The influence of density-dependent and number-dependent processes on individual demographic rates often results in ecological tradeoffs. Because such processes have important implications for individual level fitness and population regulation, they long have been an important topic in ecological research. I used Dascyllus trimaculatus, a site-attached planktivorous coral reef fish, to determine independently the effects of population density and group size on rates of individual growth and mortality. Somatic growth of D. trimaculatus was positively related to the density of D. trimaculatus outplanted to host anenomes, Heteractis magnifica, with nearly twice as much growth observed in individuals living in the highest density treatment. By contrast, survivorship of D. trimaculatus on H. magnifica exhibited a negative relationship with density. There was no significant effect of group size on either the growth or mortality rates of D. trimaculatus. These relationships suggest a tradeoff between density-dependent growth and survival in this species. My analysis of behavioral data indicated that D. trimaculatus living under conditions of higher local population densities displayed decreased rates of intraspecific aggression because of positive feedback between local population density and the foraging distance from an individual’s host anemone. In turn, lower rates of aggression and feeding higher in the water column resulted in increased somatic growth rates due to: (1) a reduced energy expenditure and (2) an increase in prey consumption.

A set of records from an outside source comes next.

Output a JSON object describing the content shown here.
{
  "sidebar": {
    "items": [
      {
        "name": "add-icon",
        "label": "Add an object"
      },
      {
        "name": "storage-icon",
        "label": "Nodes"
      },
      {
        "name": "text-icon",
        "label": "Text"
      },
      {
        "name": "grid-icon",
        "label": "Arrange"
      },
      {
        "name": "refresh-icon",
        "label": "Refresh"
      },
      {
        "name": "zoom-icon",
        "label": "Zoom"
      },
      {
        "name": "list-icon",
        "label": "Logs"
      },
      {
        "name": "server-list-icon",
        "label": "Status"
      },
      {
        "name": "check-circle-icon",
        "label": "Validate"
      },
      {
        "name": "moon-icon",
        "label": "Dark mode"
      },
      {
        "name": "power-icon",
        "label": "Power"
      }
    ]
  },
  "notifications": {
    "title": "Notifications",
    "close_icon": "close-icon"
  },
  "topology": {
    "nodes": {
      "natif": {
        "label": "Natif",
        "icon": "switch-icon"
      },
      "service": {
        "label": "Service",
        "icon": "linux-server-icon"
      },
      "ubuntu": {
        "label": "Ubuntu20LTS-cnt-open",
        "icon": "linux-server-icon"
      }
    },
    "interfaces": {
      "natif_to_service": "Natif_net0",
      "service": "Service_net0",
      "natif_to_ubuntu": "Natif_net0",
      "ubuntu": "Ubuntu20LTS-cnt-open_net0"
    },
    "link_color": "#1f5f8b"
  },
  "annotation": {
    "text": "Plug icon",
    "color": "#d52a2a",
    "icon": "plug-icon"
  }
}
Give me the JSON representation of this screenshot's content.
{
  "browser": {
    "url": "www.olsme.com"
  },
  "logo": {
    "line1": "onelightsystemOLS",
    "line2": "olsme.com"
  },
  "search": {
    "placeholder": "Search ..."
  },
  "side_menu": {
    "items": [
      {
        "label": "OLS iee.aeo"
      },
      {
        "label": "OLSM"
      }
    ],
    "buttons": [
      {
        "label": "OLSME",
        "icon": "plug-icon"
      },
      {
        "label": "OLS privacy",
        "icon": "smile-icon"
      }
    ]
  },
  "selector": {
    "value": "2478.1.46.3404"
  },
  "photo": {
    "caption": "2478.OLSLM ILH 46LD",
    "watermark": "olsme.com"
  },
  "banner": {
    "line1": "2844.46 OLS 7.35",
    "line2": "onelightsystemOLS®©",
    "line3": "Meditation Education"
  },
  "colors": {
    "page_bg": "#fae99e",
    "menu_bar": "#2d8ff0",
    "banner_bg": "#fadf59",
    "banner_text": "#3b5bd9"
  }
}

Thesis or Dissertation
Department of Ecology, Evolution and Marine Biology, UC Santa Barbara